The Volvo Ocean Race starts on Sunday 22 October in Alicante, Spain, with the fleet heading for Lisbon and then Cape Town.
In Cape Town the race village opens on Friday 24 November, with the fleet ETA being Monday 27 November. The start of leg to Melbourne is on Sunday 10 December.
This race, unlike previous editions of this round-the-world epic, is that crews can mixed, with all-men crew being penalised by a lower number of crew on board.
This change is designed to add flexibility for teams, and create a clearer pathway for female sailors to take part in the race. The new rules mean that skippers have the option to change the line up of their crew on a leg-by-leg basis.
With the return to more Southern Ocean racing meaning that teams are likely to face gruelling conditions for longer, skippers can take up to three extra sailors members by opting for a mixed crew – and that will have huge implications in terms of life on board, such as the watch system, and general duties.

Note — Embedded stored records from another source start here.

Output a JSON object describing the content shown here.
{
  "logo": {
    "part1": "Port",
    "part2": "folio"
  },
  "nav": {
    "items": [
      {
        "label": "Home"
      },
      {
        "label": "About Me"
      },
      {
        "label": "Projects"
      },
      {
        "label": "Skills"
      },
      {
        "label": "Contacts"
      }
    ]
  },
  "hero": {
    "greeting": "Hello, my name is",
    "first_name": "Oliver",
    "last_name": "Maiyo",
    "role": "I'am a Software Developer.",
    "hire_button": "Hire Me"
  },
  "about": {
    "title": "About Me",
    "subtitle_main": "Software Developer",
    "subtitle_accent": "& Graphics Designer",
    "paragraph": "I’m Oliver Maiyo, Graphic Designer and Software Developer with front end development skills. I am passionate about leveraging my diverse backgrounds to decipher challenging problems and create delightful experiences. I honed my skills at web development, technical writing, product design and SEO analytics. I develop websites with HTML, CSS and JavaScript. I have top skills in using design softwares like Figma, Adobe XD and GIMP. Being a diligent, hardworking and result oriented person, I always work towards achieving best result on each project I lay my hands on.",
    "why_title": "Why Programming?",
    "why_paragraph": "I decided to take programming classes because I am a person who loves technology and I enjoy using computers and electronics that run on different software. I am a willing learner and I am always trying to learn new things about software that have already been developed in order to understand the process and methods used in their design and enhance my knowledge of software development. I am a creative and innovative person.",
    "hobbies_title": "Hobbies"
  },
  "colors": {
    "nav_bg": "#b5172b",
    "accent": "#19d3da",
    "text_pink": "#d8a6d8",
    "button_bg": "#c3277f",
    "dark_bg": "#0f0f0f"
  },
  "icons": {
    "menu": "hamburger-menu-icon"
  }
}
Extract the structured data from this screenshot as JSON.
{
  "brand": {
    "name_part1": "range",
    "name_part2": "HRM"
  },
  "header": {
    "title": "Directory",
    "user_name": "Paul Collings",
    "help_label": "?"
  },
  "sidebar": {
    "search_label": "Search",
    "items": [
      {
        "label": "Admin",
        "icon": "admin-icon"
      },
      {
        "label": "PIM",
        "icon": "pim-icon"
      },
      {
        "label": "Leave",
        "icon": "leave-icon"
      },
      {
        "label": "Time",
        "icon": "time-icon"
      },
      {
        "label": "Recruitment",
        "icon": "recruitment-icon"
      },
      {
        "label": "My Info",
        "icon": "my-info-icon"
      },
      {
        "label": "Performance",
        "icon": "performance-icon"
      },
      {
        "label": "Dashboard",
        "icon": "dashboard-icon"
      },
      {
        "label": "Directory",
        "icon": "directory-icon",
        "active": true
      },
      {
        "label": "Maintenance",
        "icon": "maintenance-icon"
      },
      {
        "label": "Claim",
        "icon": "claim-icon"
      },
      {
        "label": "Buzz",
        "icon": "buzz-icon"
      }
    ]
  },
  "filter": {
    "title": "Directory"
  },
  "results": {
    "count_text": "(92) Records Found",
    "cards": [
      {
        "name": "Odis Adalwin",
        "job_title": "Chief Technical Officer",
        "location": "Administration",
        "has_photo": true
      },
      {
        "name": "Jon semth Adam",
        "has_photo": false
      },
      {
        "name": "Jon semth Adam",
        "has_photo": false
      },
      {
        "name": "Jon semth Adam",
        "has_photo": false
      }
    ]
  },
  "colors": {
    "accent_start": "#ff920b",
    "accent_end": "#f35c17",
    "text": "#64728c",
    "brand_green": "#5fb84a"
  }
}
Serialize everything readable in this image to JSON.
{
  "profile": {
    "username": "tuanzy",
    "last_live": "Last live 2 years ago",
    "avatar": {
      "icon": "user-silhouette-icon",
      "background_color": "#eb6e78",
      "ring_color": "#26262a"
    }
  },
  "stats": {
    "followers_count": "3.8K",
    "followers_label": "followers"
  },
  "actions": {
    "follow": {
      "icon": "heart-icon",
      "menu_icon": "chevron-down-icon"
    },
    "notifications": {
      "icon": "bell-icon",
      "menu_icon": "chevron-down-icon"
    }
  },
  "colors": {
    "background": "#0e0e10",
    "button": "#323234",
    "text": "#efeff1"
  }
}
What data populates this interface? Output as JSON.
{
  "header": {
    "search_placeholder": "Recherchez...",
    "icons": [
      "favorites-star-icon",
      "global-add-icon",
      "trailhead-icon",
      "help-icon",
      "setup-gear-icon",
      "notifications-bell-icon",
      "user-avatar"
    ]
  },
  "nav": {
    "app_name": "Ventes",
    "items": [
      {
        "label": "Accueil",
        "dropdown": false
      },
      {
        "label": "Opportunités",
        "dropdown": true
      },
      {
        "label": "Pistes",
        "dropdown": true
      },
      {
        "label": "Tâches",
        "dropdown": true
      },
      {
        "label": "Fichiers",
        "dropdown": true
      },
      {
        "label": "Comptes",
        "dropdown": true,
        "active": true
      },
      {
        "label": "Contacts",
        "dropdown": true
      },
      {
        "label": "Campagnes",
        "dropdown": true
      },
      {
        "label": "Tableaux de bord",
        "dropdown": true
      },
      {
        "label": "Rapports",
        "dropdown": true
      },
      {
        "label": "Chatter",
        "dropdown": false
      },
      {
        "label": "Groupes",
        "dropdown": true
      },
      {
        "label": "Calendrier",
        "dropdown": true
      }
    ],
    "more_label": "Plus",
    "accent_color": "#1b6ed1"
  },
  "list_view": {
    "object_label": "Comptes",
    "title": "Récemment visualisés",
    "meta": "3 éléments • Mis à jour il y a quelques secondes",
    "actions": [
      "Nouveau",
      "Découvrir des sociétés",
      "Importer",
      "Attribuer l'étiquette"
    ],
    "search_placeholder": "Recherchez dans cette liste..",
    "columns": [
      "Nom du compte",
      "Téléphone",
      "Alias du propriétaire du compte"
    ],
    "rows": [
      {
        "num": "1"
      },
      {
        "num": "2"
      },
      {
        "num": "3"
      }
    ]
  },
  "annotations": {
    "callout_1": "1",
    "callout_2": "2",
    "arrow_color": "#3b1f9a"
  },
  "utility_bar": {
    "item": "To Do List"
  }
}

The number of sailors allowed in an all-male crew has been reduced from eight to seven, but a team may take up to two female sailors, to make a total of nine.
Skippers can take 10 sailors if the team consists of an even male/female split, and an all-female team may take 11 crew members.
The skipper can nominate a different crew combination per leg of the race.
In addition to the mixed crew ruling, each team must have at least two crew members under the age of 30 (on 1 July 2018).
Each team is also assigned an Onboard Reporter (OBR). The OBR is not part of the racing crew and is only onboard to ‘report’ on the race, sending back videos, photos and text on a daily basis providing a unique inside view as the competition unfolds.
The 3 teams we cover now are: